1 Accenture Technology Vision 2013: Every Business is a Digital Business,
http://www.accenture.com/SiteCollectionDocuments/microsites/it-trends-innovations-2013/pdfs/full-report-2013.pdf

Background

Every year, Accenture publishes a Technology Vision report that is based on Accenture’s evaluation of technologies that are three to five years away from full maturity. The Vision is not about technology that is beyond the reach of a human services agency—rather, it provides a look into the future and a practical guide for putting these key technologies to work. These technology ideas are relevant for government organizations that are under pressure to innovate and transform to deliver public service for the future.

The theme of Accenture’s Technology Vision 2013, “Every business is a digital business,” marks the need for organizations to embrace the opportunity for IT to function as a strategic asset that can fuel new levels of performance. For health and human services, this theme also illustrates the need for IT to help support collaboration and promote a client-centric service delivery model that can improve outcomes.

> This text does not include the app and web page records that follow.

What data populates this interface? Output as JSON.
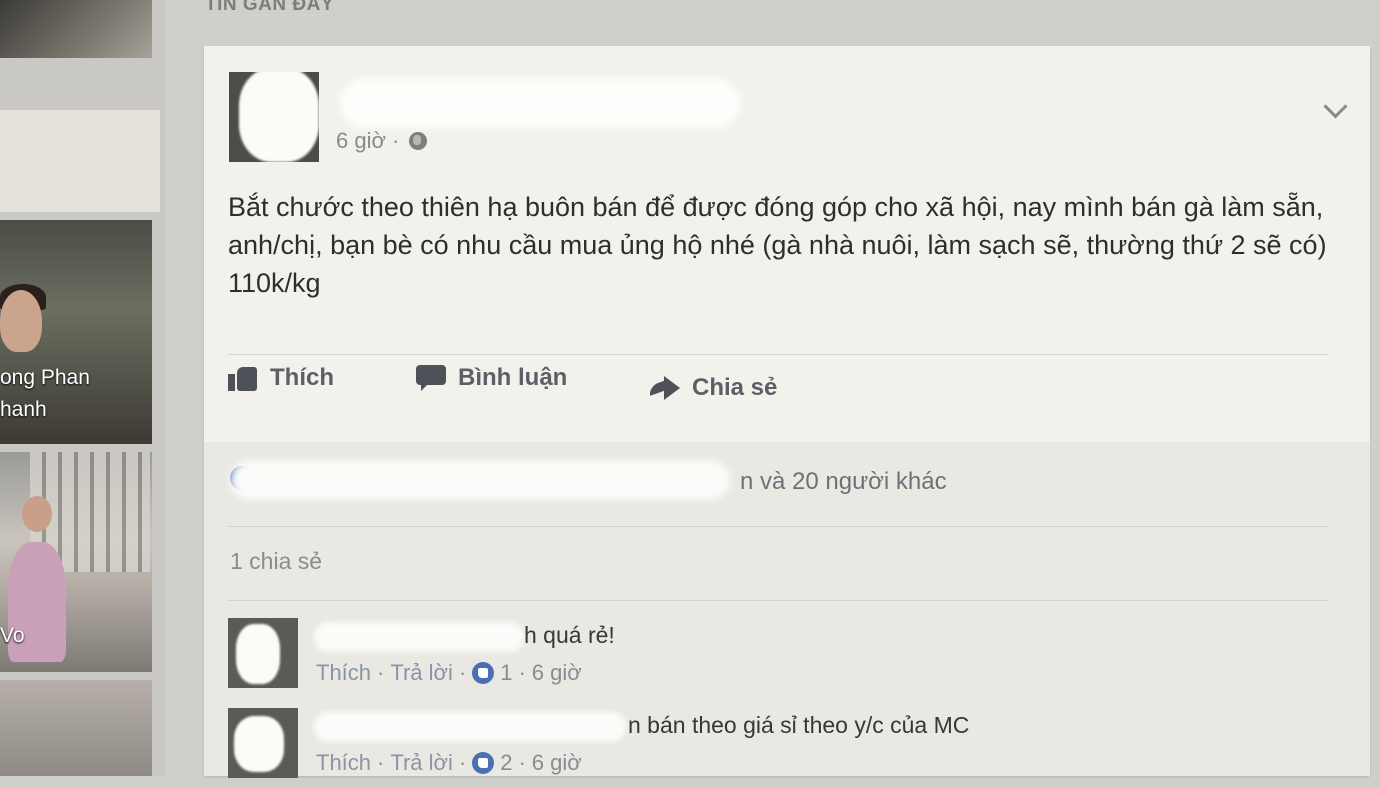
{
  "section": {
    "label": "TIN GẦN ĐÂY"
  },
  "sidebar": {
    "tiles": [
      {
        "name_line1": "ong Phan",
        "name_line2": "hanh"
      },
      {
        "name_line1": "Vo"
      }
    ]
  },
  "post": {
    "time": "6 giờ",
    "separator": "·",
    "body": "Bắt chước theo thiên hạ buôn bán để được đóng góp cho xã hội, nay mình bán gà làm sẵn, anh/chị, bạn bè có nhu cầu mua ủng hộ nhé (gà nhà nuôi, làm sạch sẽ, thường thứ 2 sẽ có) 110k/kg",
    "actions": {
      "like": "Thích",
      "comment": "Bình luận",
      "share": "Chia sẻ"
    },
    "likes_suffix": "n và 20 người khác",
    "shares": "1 chia sẻ"
  },
  "comments": [
    {
      "text": "h quá rẻ!",
      "like_label": "Thích",
      "reply_label": "Trả lời",
      "likes": "1",
      "time": "6 giờ"
    },
    {
      "text": "n bán theo giá sỉ theo y/c của MC",
      "like_label": "Thích",
      "reply_label": "Trả lời",
      "likes": "2",
      "time": "6 giờ"
    }
  ]
}
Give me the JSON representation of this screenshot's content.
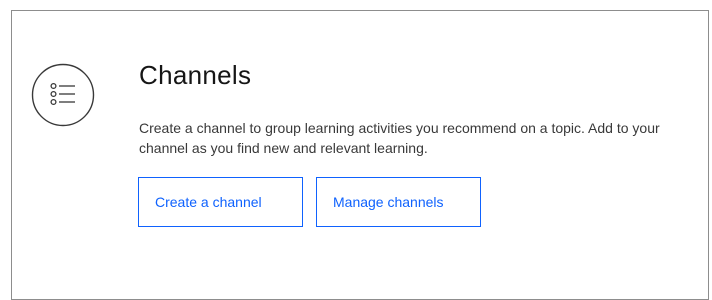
{
  "card": {
    "title": "Channels",
    "description": "Create a channel to group learning activities you recommend on a topic. Add to your channel as you find new and relevant learning.",
    "icon": "list-icon",
    "buttons": {
      "create_label": "Create a channel",
      "manage_label": "Manage channels"
    }
  },
  "colors": {
    "accent": "#0f62fe",
    "title_text": "#161616",
    "body_text": "#393939",
    "border": "#8d8d8d"
  }
}
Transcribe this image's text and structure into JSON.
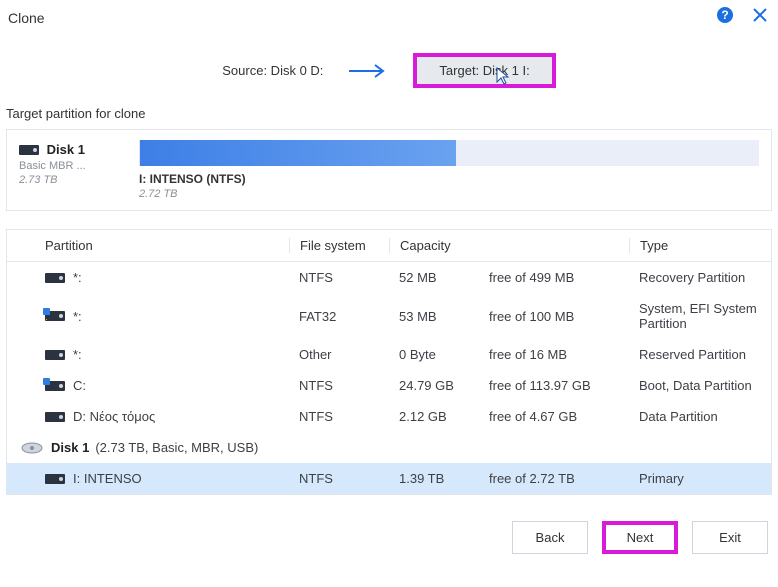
{
  "title": "Clone",
  "help_icon": "?",
  "close_icon": "×",
  "source_label": "Source: Disk 0 D:",
  "target_label": "Target: Disk 1 I:",
  "section_label": "Target partition for clone",
  "target_disk": {
    "name": "Disk 1",
    "subtitle": "Basic MBR ...",
    "size": "2.73 TB",
    "volume_label": "I: INTENSO (NTFS)",
    "volume_size": "2.72 TB"
  },
  "columns": {
    "partition": "Partition",
    "filesystem": "File system",
    "capacity": "Capacity",
    "type": "Type"
  },
  "rows": [
    {
      "icon": "plain",
      "name": "*:",
      "fs": "NTFS",
      "cap": "52 MB",
      "free": "free of 499 MB",
      "type": "Recovery Partition"
    },
    {
      "icon": "efi",
      "name": "*:",
      "fs": "FAT32",
      "cap": "53 MB",
      "free": "free of 100 MB",
      "type": "System, EFI System Partition"
    },
    {
      "icon": "plain",
      "name": "*:",
      "fs": "Other",
      "cap": "0 Byte",
      "free": "free of 16 MB",
      "type": "Reserved Partition"
    },
    {
      "icon": "blue",
      "name": "C:",
      "fs": "NTFS",
      "cap": "24.79 GB",
      "free": "free of 113.97 GB",
      "type": "Boot, Data Partition"
    },
    {
      "icon": "plain",
      "name": "D: Νέος τόμος",
      "fs": "NTFS",
      "cap": "2.12 GB",
      "free": "free of 4.67 GB",
      "type": "Data Partition"
    }
  ],
  "disk1_header": {
    "name": "Disk 1",
    "meta": "(2.73 TB, Basic, MBR, USB)"
  },
  "disk1_partition": {
    "icon": "plain",
    "name": "I: INTENSO",
    "fs": "NTFS",
    "cap": "1.39 TB",
    "free": "free of 2.72 TB",
    "type": "Primary"
  },
  "buttons": {
    "back": "Back",
    "next": "Next",
    "exit": "Exit"
  }
}
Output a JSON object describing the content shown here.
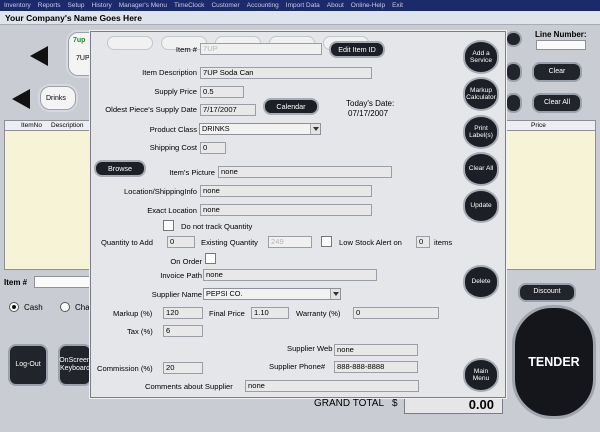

Analysis

To help organizations understand the range of human services technology opportunities today, Accenture has identified four technology trends that health and human services agencies can consider when creating a transformation agenda.

  1. Relationships at scale
    Personalization and relationship management are core to health and human services. Automation raises the risk of weakened personal relationships in exchange for stronger output, as opposed to outcome.

  2. Design for analytics
    Today’s public service environment demands that organizations manage data as a strategic resource. Thanks to the latest processors, information appliances and analytics tools, the underlying challenge is not technical. Process-oriented and culture-related roadblocks obstruct the path to smarter and more coordinated decision making.

  3. Data velocity
    When data moves at the velocity of the business, it enables a new level of outcome management. Data at velocity means that information and insights are available at the point of need, regardless of source.

  4. Seamless collaboration
    Collaboration is essential to effective health and human services delivery. The variety of organizations that can contribute to improved outcomes for multiple problem clients should be included. Human services technology solutions can connect all of these organizations and support the convergence of client-centric institutions.

Recommendations

  1. Relationships at scale
    In human services, it is important to understand each citizen’s needs based on their personal circumstances, what previous interactions have they had with public services and what is their intent. Through self-service, and the ability to manage cases more virtually than before, we won’t need citizens to ‘tell their story’ at each turn. Organizations can use human services technology to connect with every citizen in relevant ways and maintain that relationship at scale.

  2. Design for analytics
    Analytics can be the outcome engine to help tackle fraud, improve service delivery and inform policy. Analytics has the power to transform how health and human services systems operate and enable and better measure outcomes. However, health and human services agencies must plan for and invest in analytics in order to realize the true benefits of this emerging technology.

  1. Data velocity
    Data must be available when the organization needs it. Access to data at speed enables a new level of outcome management. Data at velocity means that information and insights are available at the point of need, regardless of source. This has great potential in human services to help reduce errors, improve satisfaction and inform cost allocation for greatest impact.

  2. Seamless collaboration
    Seamless collaboration requires agencies to take the lead and embed collaboration technologies into processes and systems across government. Human services technologies that work with existing processes, securely share data and enable effective communication across organizations can unlock the next wave of service delivery.